Each record must be returned exactly, apart from the pictures, which stay out.

Entries shown section start

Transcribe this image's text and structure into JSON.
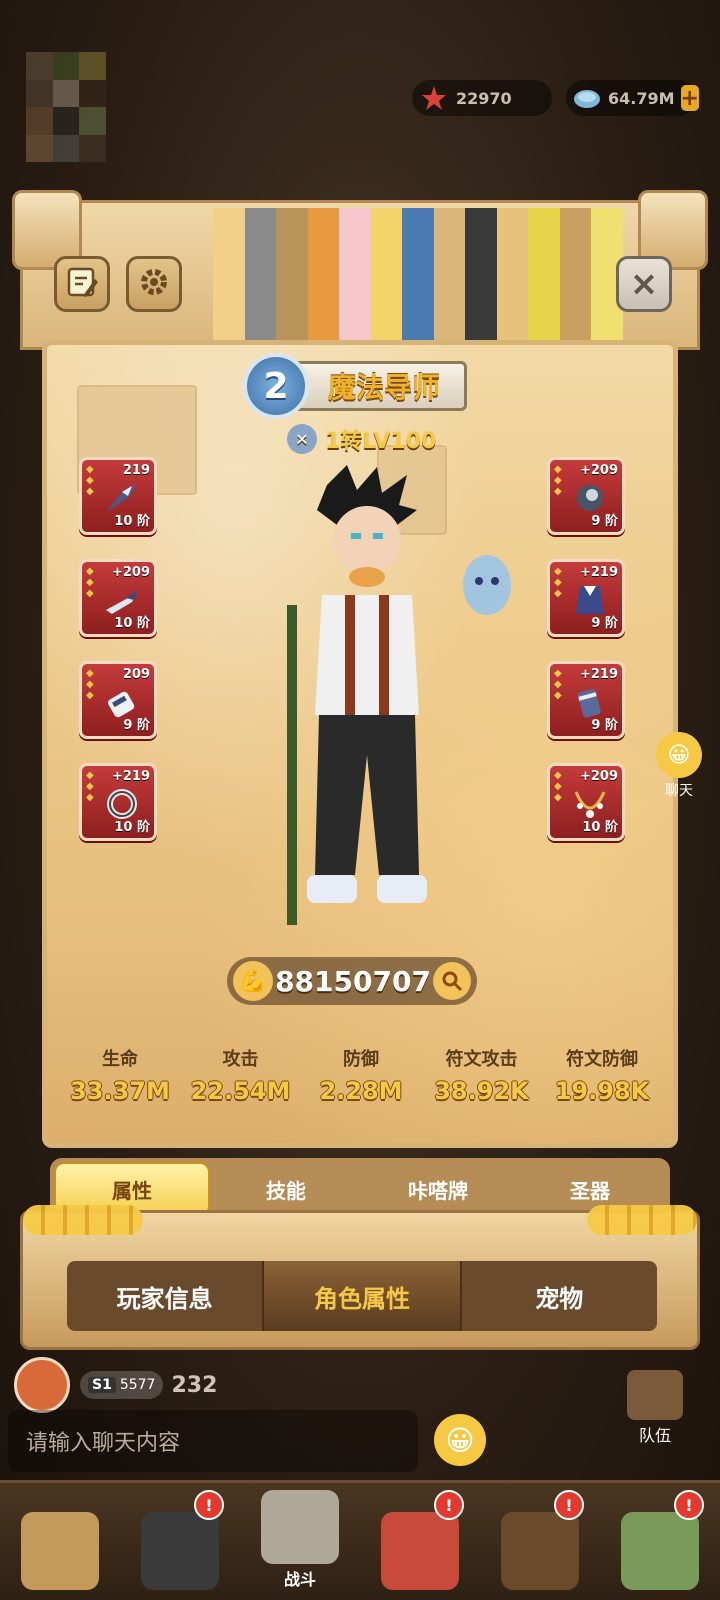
{
  "currencies": {
    "star_value": "22970",
    "gem_value": "64.79M",
    "plus_label": "+"
  },
  "panel": {
    "close_label": "×",
    "class_badge": "2",
    "class_name": "魔法导师",
    "level_text": "1转LV100"
  },
  "equipment_left": [
    {
      "plus": "219",
      "tier": "10 阶",
      "icon": "shark-weapon-icon"
    },
    {
      "plus": "+209",
      "tier": "10 阶",
      "icon": "bird-weapon-icon"
    },
    {
      "plus": "209",
      "tier": "9 阶",
      "icon": "gauntlet-icon"
    },
    {
      "plus": "+219",
      "tier": "10 阶",
      "icon": "ring-icon"
    }
  ],
  "equipment_right": [
    {
      "plus": "+209",
      "tier": "9 阶",
      "icon": "orb-helmet-icon"
    },
    {
      "plus": "+219",
      "tier": "9 阶",
      "icon": "cape-armor-icon"
    },
    {
      "plus": "+219",
      "tier": "9 阶",
      "icon": "bracer-icon"
    },
    {
      "plus": "+209",
      "tier": "10 阶",
      "icon": "necklace-icon"
    }
  ],
  "power": {
    "value": "88150707"
  },
  "stats": [
    {
      "label": "生命",
      "value": "33.37M"
    },
    {
      "label": "攻击",
      "value": "22.54M"
    },
    {
      "label": "防御",
      "value": "2.28M"
    },
    {
      "label": "符文攻击",
      "value": "38.92K"
    },
    {
      "label": "符文防御",
      "value": "19.98K"
    }
  ],
  "tabs": [
    {
      "label": "属性",
      "active": true
    },
    {
      "label": "技能",
      "active": false
    },
    {
      "label": "咔嗒牌",
      "active": false
    },
    {
      "label": "圣器",
      "active": false
    }
  ],
  "bottom_tabs": [
    {
      "label": "玩家信息",
      "active": false
    },
    {
      "label": "角色属性",
      "active": true
    },
    {
      "label": "宠物",
      "active": false
    }
  ],
  "side": {
    "chat_label": "聊天",
    "team_label": "队伍"
  },
  "player": {
    "season": "S1",
    "season_score": "5577",
    "number": "232"
  },
  "chat": {
    "placeholder": "请输入聊天内容"
  },
  "nav": {
    "battle_label": "战斗",
    "badge": "!"
  },
  "colors": {
    "accent_gold": "#f6c945",
    "equip_red": "#c43b3b",
    "panel_sand": "#ecc98a"
  }
}
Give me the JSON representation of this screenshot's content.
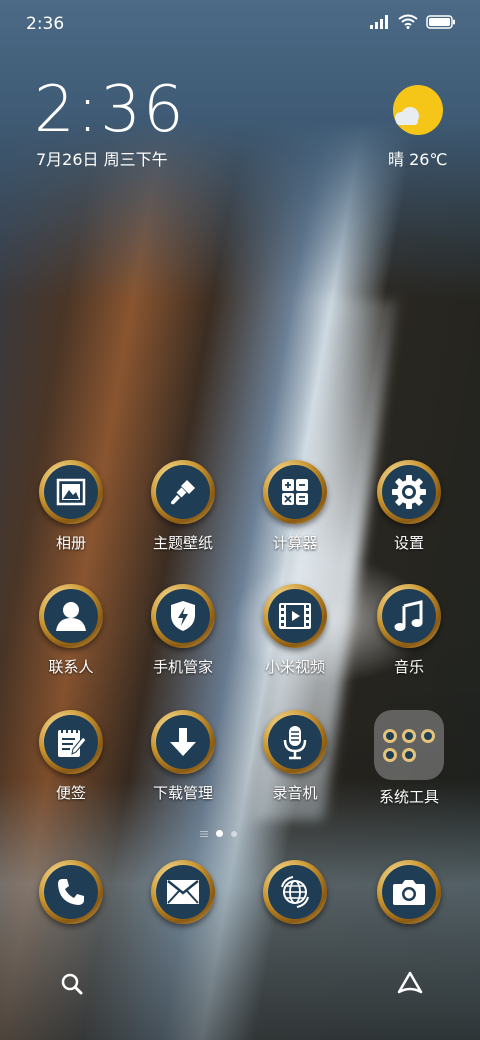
{
  "status_bar": {
    "time": "2:36",
    "icons": [
      "signal-icon",
      "wifi-icon",
      "battery-icon"
    ]
  },
  "clock_widget": {
    "time": "2:36",
    "date": "7月26日 周三下午"
  },
  "weather_widget": {
    "text": "晴 26℃",
    "icon": "sunny-cloud-icon"
  },
  "apps": [
    {
      "label": "相册",
      "icon": "gallery-icon"
    },
    {
      "label": "主题壁纸",
      "icon": "brush-icon"
    },
    {
      "label": "计算器",
      "icon": "calculator-icon"
    },
    {
      "label": "设置",
      "icon": "gear-icon"
    },
    {
      "label": "联系人",
      "icon": "contact-icon"
    },
    {
      "label": "手机管家",
      "icon": "shield-bolt-icon"
    },
    {
      "label": "小米视频",
      "icon": "film-icon"
    },
    {
      "label": "音乐",
      "icon": "music-note-icon"
    },
    {
      "label": "便签",
      "icon": "notepad-icon"
    },
    {
      "label": "下载管理",
      "icon": "download-arrow-icon"
    },
    {
      "label": "录音机",
      "icon": "microphone-icon"
    },
    {
      "label": "系统工具",
      "icon": "folder-icon"
    }
  ],
  "dock": [
    {
      "icon": "phone-icon"
    },
    {
      "icon": "mail-icon"
    },
    {
      "icon": "browser-globe-icon"
    },
    {
      "icon": "camera-icon"
    }
  ],
  "page_indicator": {
    "pages": 2,
    "current": 1
  },
  "bottom_bar": {
    "left_icon": "search-icon",
    "right_icon": "assistant-icon"
  },
  "colors": {
    "icon_disc": "#1f3e56",
    "icon_ring": "#c8942f",
    "sun": "#f5c518"
  }
}
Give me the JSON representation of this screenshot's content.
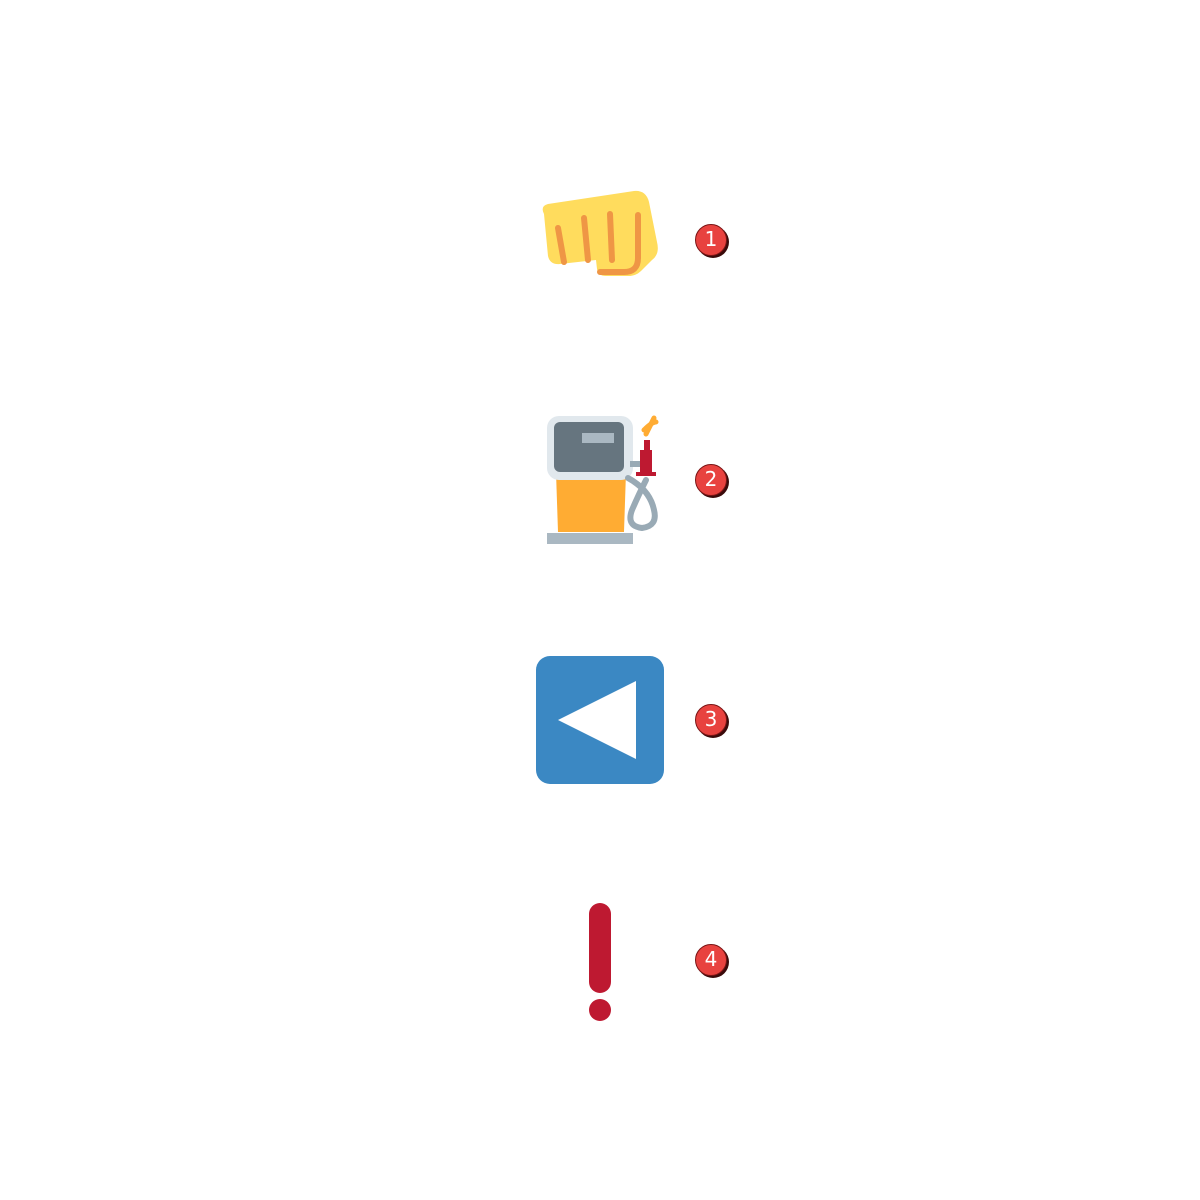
{
  "items": [
    {
      "label": "1",
      "icon": "oncoming-fist-icon"
    },
    {
      "label": "2",
      "icon": "fuel-pump-icon"
    },
    {
      "label": "3",
      "icon": "reverse-button-icon"
    },
    {
      "label": "4",
      "icon": "exclamation-mark-icon"
    }
  ],
  "colors": {
    "badge": "#e8423f",
    "fist": "#ffdc5d",
    "fist_lines": "#ef9645",
    "pump_body": "#ffac33",
    "pump_head": "#e1e8ed",
    "pump_screen": "#66757f",
    "pump_nozzle": "#be1931",
    "reverse_bg": "#3b88c3",
    "exclamation": "#be1931"
  }
}
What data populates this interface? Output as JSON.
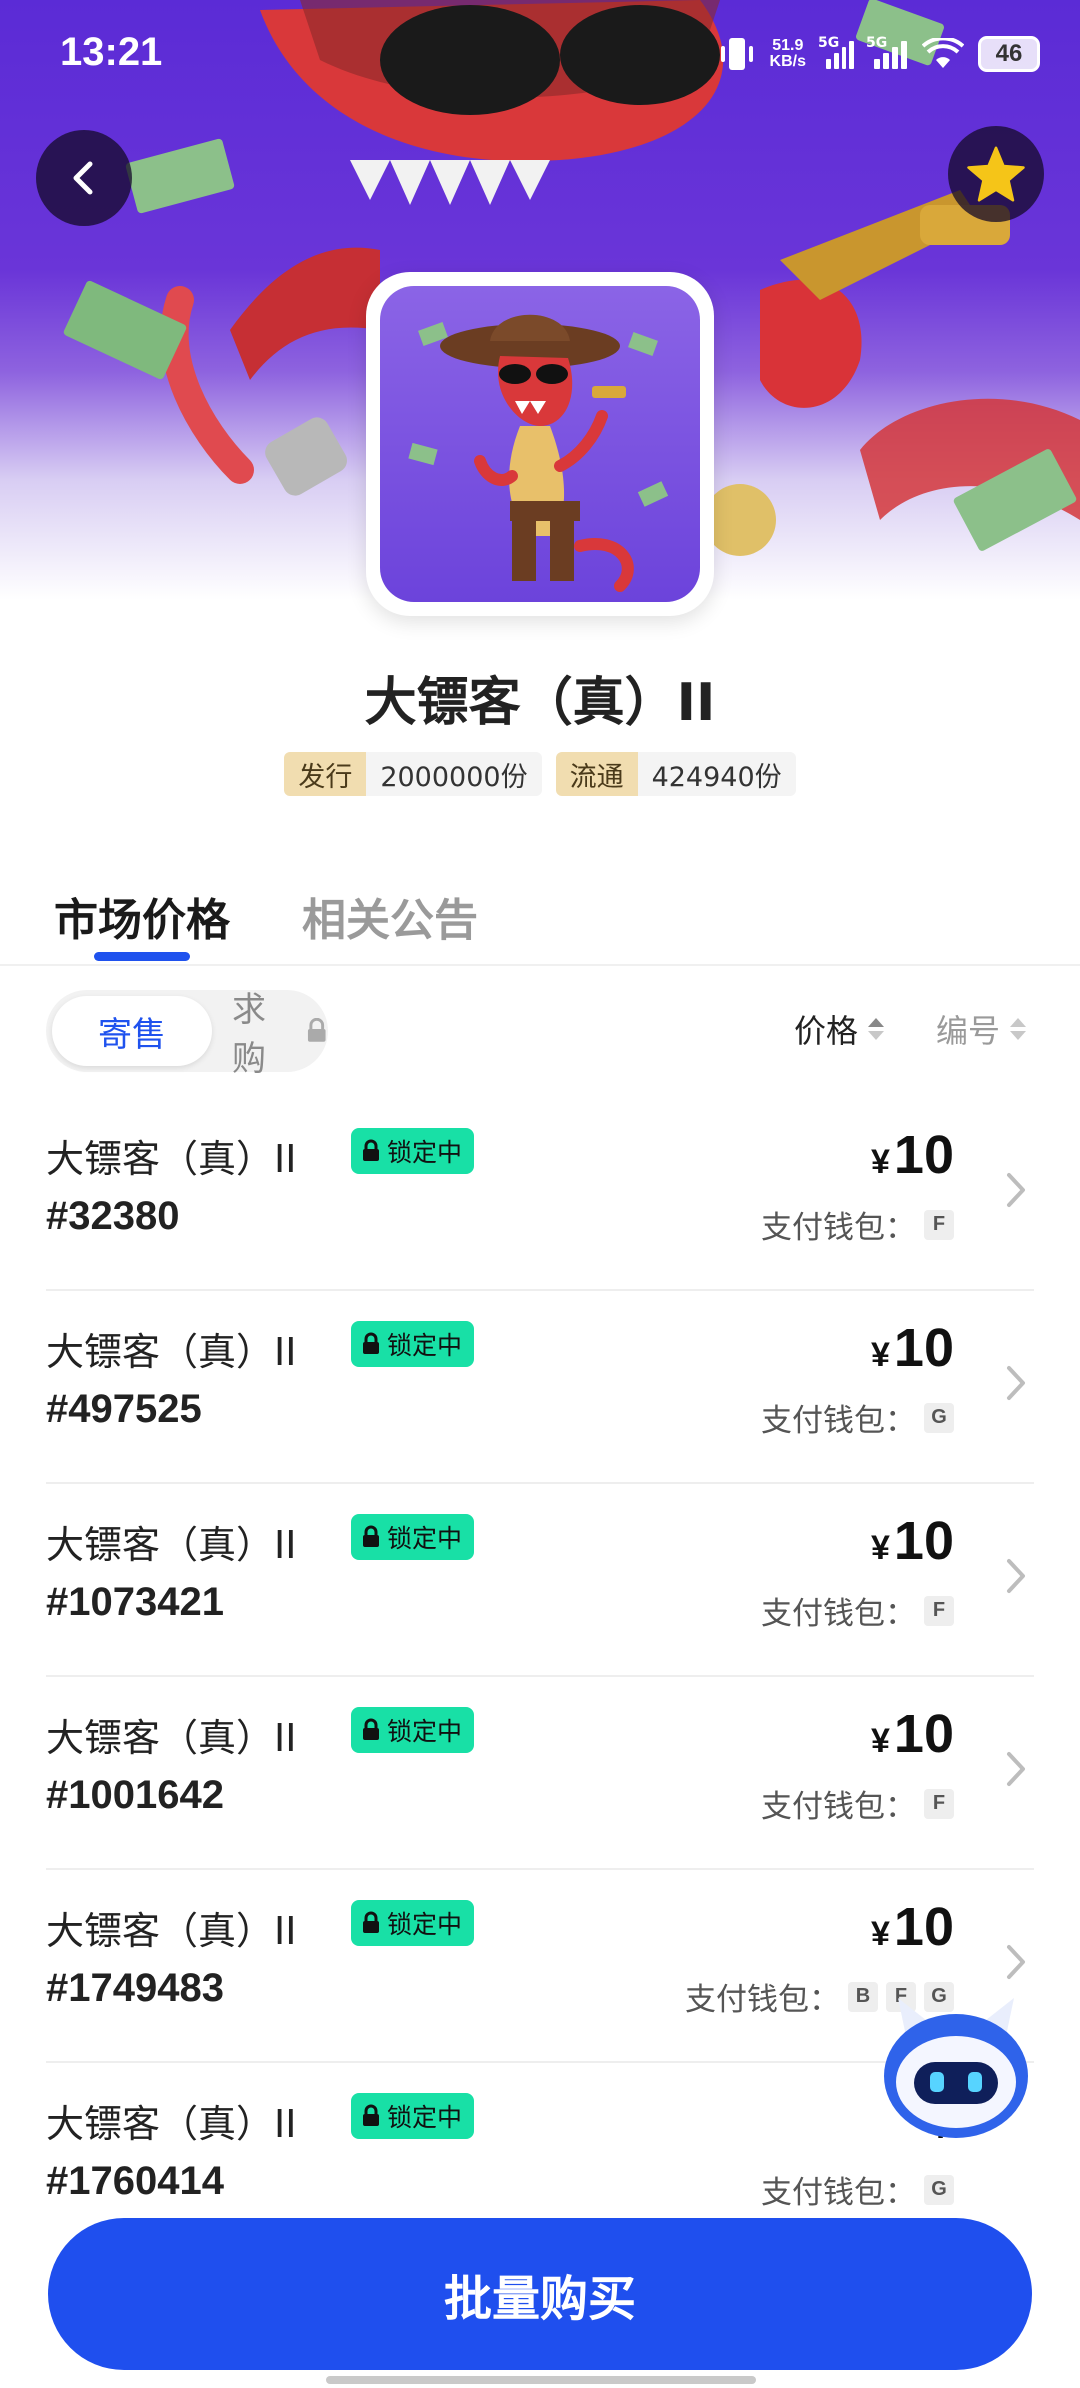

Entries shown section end

* [Solution to this task]
Transcribe this image's text and structure into JSON.
{
  "currencies": {
    "star_value": "22970",
    "gem_value": "64.79M",
    "plus_label": "+"
  },
  "panel": {
    "close_label": "×",
    "class_badge": "2",
    "class_name": "魔法导师",
    "level_text": "1转LV100"
  },
  "equipment_left": [
    {
      "plus": "219",
      "tier": "10 阶",
      "icon": "shark-weapon-icon"
    },
    {
      "plus": "+209",
      "tier": "10 阶",
      "icon": "bird-weapon-icon"
    },
    {
      "plus": "209",
      "tier": "9 阶",
      "icon": "gauntlet-icon"
    },
    {
      "plus": "+219",
      "tier": "10 阶",
      "icon": "ring-icon"
    }
  ],
  "equipment_right": [
    {
      "plus": "+209",
      "tier": "9 阶",
      "icon": "orb-helmet-icon"
    },
    {
      "plus": "+219",
      "tier": "9 阶",
      "icon": "cape-armor-icon"
    },
    {
      "plus": "+219",
      "tier": "9 阶",
      "icon": "bracer-icon"
    },
    {
      "plus": "+209",
      "tier": "10 阶",
      "icon": "necklace-icon"
    }
  ],
  "power": {
    "value": "88150707"
  },
  "stats": [
    {
      "label": "生命",
      "value": "33.37M"
    },
    {
      "label": "攻击",
      "value": "22.54M"
    },
    {
      "label": "防御",
      "value": "2.28M"
    },
    {
      "label": "符文攻击",
      "value": "38.92K"
    },
    {
      "label": "符文防御",
      "value": "19.98K"
    }
  ],
  "tabs": [
    {
      "label": "属性",
      "active": true
    },
    {
      "label": "技能",
      "active": false
    },
    {
      "label": "咔嗒牌",
      "active": false
    },
    {
      "label": "圣器",
      "active": false
    }
  ],
  "bottom_tabs": [
    {
      "label": "玩家信息",
      "active": false
    },
    {
      "label": "角色属性",
      "active": true
    },
    {
      "label": "宠物",
      "active": false
    }
  ],
  "side": {
    "chat_label": "聊天",
    "team_label": "队伍"
  },
  "player": {
    "season": "S1",
    "season_score": "5577",
    "number": "232"
  },
  "chat": {
    "placeholder": "请输入聊天内容"
  },
  "nav": {
    "battle_label": "战斗",
    "badge": "!"
  },
  "colors": {
    "accent_gold": "#f6c945",
    "equip_red": "#c43b3b",
    "panel_sand": "#ecc98a"
  }
}
Give me the JSON representation of this screenshot's content.
{
  "status_bar": {
    "time": "2:36",
    "icons": [
      "signal-icon",
      "wifi-icon",
      "battery-icon"
    ]
  },
  "clock_widget": {
    "time": "2:36",
    "date": "7月26日 周三下午"
  },
  "weather_widget": {
    "text": "晴 26℃",
    "icon": "sunny-cloud-icon"
  },
  "apps": [
    {
      "label": "相册",
      "icon": "gallery-icon"
    },
    {
      "label": "主题壁纸",
      "icon": "brush-icon"
    },
    {
      "label": "计算器",
      "icon": "calculator-icon"
    },
    {
      "label": "设置",
      "icon": "gear-icon"
    },
    {
      "label": "联系人",
      "icon": "contact-icon"
    },
    {
      "label": "手机管家",
      "icon": "shield-bolt-icon"
    },
    {
      "label": "小米视频",
      "icon": "film-icon"
    },
    {
      "label": "音乐",
      "icon": "music-note-icon"
    },
    {
      "label": "便签",
      "icon": "notepad-icon"
    },
    {
      "label": "下载管理",
      "icon": "download-arrow-icon"
    },
    {
      "label": "录音机",
      "icon": "microphone-icon"
    },
    {
      "label": "系统工具",
      "icon": "folder-icon"
    }
  ],
  "dock": [
    {
      "icon": "phone-icon"
    },
    {
      "icon": "mail-icon"
    },
    {
      "icon": "browser-globe-icon"
    },
    {
      "icon": "camera-icon"
    }
  ],
  "page_indicator": {
    "pages": 2,
    "current": 1
  },
  "bottom_bar": {
    "left_icon": "search-icon",
    "right_icon": "assistant-icon"
  },
  "colors": {
    "icon_disc": "#1f3e56",
    "icon_ring": "#c8942f",
    "sun": "#f5c518"
  }
}
Give me the JSON representation of this screenshot's content.
{
  "items": [
    {
      "label": "1",
      "icon": "oncoming-fist-icon"
    },
    {
      "label": "2",
      "icon": "fuel-pump-icon"
    },
    {
      "label": "3",
      "icon": "reverse-button-icon"
    },
    {
      "label": "4",
      "icon": "exclamation-mark-icon"
    }
  ],
  "colors": {
    "badge": "#e8423f",
    "fist": "#ffdc5d",
    "fist_lines": "#ef9645",
    "pump_body": "#ffac33",
    "pump_head": "#e1e8ed",
    "pump_screen": "#66757f",
    "pump_nozzle": "#be1931",
    "reverse_bg": "#3b88c3",
    "exclamation": "#be1931"
  }
}
What data populates this interface? Output as JSON.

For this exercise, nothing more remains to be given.